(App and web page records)
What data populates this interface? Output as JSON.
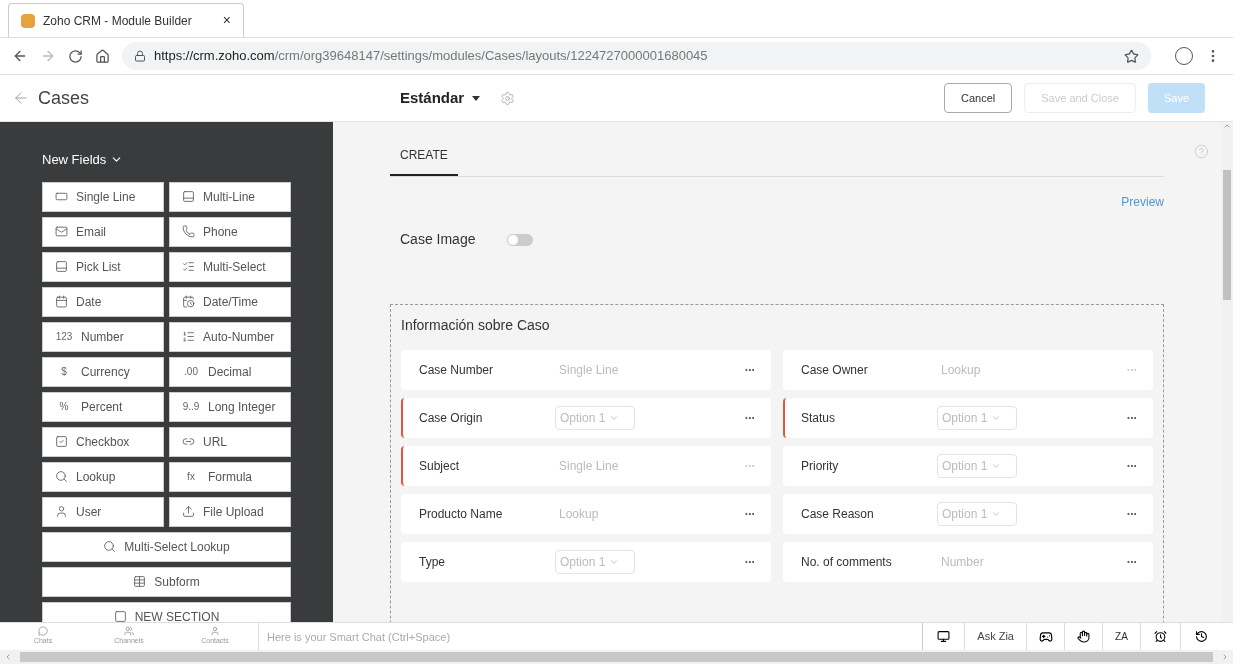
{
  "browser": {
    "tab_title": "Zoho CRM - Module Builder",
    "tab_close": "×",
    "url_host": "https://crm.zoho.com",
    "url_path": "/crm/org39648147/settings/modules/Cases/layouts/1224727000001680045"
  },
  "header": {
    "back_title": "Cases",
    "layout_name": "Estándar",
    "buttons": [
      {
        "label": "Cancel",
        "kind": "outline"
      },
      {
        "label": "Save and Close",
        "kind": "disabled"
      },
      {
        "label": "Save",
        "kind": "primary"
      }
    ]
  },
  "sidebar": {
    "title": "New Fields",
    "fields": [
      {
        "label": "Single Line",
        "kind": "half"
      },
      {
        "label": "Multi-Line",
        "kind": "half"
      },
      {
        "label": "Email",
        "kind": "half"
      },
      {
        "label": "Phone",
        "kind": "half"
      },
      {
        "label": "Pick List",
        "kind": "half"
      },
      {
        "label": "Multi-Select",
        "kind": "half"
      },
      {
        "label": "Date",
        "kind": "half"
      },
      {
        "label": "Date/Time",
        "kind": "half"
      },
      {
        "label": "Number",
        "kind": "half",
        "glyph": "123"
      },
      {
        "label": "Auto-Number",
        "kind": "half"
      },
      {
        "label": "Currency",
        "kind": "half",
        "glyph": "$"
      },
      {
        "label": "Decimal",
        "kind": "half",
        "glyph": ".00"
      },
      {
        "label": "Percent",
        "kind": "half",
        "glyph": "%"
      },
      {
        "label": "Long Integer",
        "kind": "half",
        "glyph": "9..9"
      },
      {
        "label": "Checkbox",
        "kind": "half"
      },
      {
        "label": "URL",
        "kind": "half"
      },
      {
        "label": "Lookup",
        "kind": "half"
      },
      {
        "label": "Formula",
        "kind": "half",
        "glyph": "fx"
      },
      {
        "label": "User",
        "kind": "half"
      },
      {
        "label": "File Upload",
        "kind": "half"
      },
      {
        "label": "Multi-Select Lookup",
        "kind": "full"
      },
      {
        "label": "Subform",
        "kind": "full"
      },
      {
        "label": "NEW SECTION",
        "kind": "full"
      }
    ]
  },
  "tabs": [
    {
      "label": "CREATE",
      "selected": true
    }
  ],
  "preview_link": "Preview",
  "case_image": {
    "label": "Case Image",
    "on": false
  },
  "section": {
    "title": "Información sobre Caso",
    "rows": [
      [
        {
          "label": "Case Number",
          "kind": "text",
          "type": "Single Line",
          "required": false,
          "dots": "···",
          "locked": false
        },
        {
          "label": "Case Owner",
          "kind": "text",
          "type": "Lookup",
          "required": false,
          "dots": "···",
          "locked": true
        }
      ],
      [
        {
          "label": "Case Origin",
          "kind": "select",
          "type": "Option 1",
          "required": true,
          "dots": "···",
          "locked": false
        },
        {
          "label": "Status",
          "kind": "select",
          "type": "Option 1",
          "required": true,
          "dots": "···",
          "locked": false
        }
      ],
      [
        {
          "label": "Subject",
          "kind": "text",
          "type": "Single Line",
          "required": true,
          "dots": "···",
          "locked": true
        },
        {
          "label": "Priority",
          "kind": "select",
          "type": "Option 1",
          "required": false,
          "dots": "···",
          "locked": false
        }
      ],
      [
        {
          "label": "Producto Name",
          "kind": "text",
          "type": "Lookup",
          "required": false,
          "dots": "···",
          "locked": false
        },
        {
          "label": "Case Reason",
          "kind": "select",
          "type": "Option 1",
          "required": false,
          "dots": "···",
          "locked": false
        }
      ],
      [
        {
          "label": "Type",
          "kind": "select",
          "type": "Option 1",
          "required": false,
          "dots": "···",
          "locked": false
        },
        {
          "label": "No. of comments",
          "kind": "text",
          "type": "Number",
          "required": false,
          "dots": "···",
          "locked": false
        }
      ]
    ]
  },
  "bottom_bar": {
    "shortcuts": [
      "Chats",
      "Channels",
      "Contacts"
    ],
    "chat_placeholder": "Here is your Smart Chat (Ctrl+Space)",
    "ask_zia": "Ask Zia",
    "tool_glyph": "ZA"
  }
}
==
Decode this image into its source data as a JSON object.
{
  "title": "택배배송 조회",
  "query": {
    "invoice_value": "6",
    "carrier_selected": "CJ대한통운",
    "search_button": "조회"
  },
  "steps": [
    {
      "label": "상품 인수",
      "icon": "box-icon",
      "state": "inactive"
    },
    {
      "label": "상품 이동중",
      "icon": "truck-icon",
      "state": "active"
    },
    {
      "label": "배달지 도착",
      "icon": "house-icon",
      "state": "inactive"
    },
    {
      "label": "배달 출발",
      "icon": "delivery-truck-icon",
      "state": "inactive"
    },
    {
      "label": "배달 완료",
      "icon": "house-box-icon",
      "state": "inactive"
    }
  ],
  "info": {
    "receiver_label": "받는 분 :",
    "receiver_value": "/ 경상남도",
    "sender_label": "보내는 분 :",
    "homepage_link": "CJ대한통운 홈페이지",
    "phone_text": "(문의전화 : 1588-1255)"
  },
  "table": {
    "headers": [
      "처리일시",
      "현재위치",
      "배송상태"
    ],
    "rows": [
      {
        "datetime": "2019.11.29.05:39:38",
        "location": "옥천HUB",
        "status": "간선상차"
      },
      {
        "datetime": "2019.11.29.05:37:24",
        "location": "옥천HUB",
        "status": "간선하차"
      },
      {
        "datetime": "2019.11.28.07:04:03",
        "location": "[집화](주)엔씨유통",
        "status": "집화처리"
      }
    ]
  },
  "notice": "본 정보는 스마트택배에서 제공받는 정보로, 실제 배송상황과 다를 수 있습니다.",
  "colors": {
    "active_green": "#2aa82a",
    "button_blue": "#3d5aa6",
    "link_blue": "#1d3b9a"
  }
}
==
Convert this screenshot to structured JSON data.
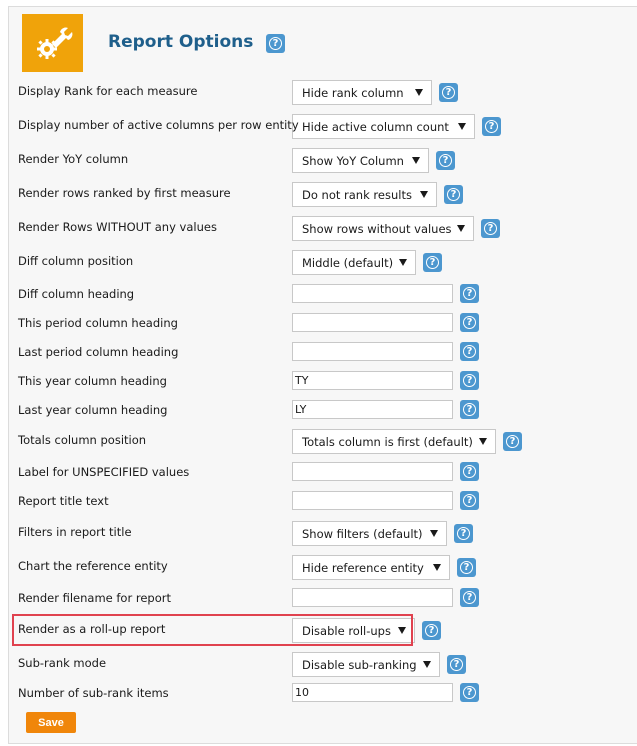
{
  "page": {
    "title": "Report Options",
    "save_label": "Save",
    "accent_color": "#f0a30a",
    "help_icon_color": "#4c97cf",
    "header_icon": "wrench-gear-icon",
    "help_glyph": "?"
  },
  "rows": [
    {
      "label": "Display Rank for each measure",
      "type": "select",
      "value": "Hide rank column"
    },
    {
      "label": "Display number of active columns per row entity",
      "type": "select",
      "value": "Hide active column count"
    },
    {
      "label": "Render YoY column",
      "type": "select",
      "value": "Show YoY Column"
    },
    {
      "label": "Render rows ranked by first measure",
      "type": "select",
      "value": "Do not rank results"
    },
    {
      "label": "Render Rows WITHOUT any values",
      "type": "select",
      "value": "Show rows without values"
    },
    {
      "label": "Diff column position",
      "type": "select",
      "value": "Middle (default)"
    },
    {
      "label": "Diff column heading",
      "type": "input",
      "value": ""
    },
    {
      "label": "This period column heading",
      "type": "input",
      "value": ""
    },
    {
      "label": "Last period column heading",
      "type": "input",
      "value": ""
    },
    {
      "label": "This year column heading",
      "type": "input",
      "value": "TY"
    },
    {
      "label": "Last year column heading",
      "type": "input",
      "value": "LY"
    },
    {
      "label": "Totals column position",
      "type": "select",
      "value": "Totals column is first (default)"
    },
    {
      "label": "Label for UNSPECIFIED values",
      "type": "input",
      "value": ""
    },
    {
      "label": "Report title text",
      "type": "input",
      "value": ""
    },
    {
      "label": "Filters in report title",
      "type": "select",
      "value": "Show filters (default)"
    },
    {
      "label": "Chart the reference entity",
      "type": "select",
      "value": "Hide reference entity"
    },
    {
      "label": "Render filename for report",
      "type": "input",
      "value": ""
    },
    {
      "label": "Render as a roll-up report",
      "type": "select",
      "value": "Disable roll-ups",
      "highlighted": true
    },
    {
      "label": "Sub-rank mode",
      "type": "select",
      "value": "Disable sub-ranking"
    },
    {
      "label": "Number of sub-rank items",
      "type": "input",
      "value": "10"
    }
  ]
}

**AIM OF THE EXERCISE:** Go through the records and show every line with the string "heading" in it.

**SOLVED EXERCISE:**
      "label": "Diff column heading",
      "label": "This period column heading",
      "label": "Last period column heading",
      "label": "This year column heading",
      "label": "Last year column heading",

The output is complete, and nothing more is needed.